Division researchers are exploring the molecular mechanism of environmental carcinogenesis and developing the Dynamic BH3 Profiling (DBP) in Patient-Derived Organoids (PDO) from live patient tumor samples.
With this model, researchers are testing whether the DBP-PDO platform will predict which drugs prime the mitochondria toward tumor cell death. Investigators are developing this BH3 profiling technique for use in solid thoracic cancers with the goal of providing patient-specific, precision treatments by specific targeting of anti-apoptotic proteins that cause therapeutic resistance. This exciting research is a departure from most current approaches, focusing on downstream targets that sidestep tumor cell mutations that have so often frustrated treatment efforts.
Researchers within the division are engaged in the study of the biology of mesothelioma, and have made Baylor’s Mesothelioma Treatment Center one of the nation’s leading centers for treatment and diagnosis. A number of clinical trials are already underway, and a thoracic tissue bank has been established in partnership with faculty in the Division of General Surgery and other research leaders in the Department of Surgery.

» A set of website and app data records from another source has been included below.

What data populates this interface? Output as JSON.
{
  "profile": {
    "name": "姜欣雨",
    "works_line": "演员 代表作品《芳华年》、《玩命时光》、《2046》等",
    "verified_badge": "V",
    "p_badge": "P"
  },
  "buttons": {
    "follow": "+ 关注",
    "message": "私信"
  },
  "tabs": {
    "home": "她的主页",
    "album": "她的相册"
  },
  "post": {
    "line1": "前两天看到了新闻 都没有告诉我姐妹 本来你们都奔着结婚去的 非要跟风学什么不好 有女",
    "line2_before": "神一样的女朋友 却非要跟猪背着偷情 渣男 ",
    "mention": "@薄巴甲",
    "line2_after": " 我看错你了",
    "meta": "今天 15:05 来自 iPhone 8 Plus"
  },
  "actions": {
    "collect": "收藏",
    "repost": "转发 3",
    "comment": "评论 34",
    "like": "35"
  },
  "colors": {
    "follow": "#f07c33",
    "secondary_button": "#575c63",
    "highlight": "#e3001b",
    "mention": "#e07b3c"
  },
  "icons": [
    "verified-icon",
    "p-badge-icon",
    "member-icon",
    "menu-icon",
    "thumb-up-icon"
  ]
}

Thoracic surgeons have also partnered with biotech industry to expand the capabilities of minimally invasive surgery (MIS). Funded through the Cancer Prevention and Research Institute of Texas (CPRIT), a new MIS surgical device is being developed that will allow surgeons better continuous visualization of the surgical field and decrease operative times.